The skinheads are a group which has been around for more than 20 years, he said. They began in England around 1967 and “had nothing to do with white power and all that crap,” Dworak said.

He said it wasn’t until “nationalists and racists started infiltrating the groups and poisoning their minds” that skinheads began to be associated with white supremacists and Nazis.

Nazi skinheads “say they speak for all white people. That’s ludicrous. They would still be Nazis even if they had hair,” Dworak said.

“People see us and get all scared. If they’d take the time to get to know us they’d find we aren’t Nazis,” he said.

NIU student Kevin Cahill said, “We just want to be recognized as students.”

Rokiciak said, “People up here are blowing the whole thing out of proportion.”

The reason for this reaction might be because not all students who come to this campus have had the same exposure to different types of people, he said.

“When you live in the city you meet everyone—gays, skin heads, blacks, Jews—so you have to learn to deal with all kinds of people,” Rokiciak said.

Though most of the group is from Chicago, none knew each other before they met this year at NIU.

“We’re not a gang. Frat dudes hang out together, does that mean they’re a gang?” Rokiciak said.

Dworak said, “We go to concerts and you go to concerts. We drink beer and thrash, and you drink beer and bop.”

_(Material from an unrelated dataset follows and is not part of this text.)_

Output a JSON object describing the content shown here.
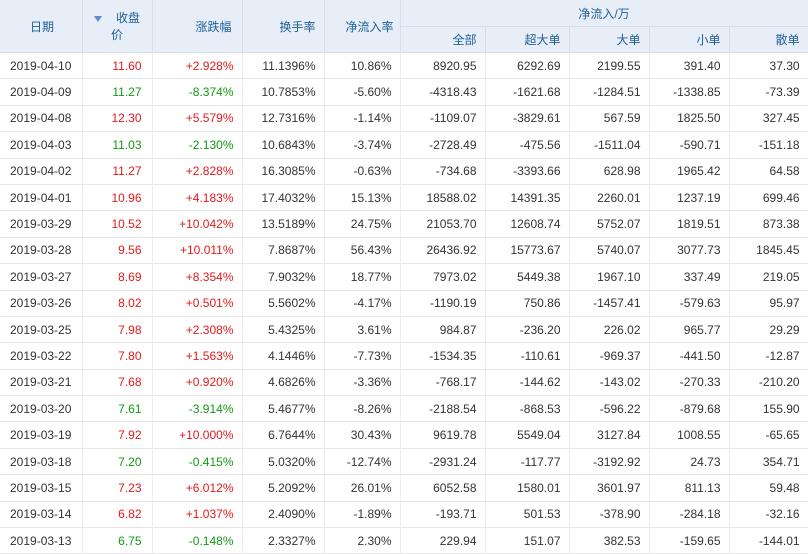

He said, “I’ve heard rumors about us. I’m open-minded about people, but I say if people are too closed-minded to get to know me, then I don’t want to deal with them.”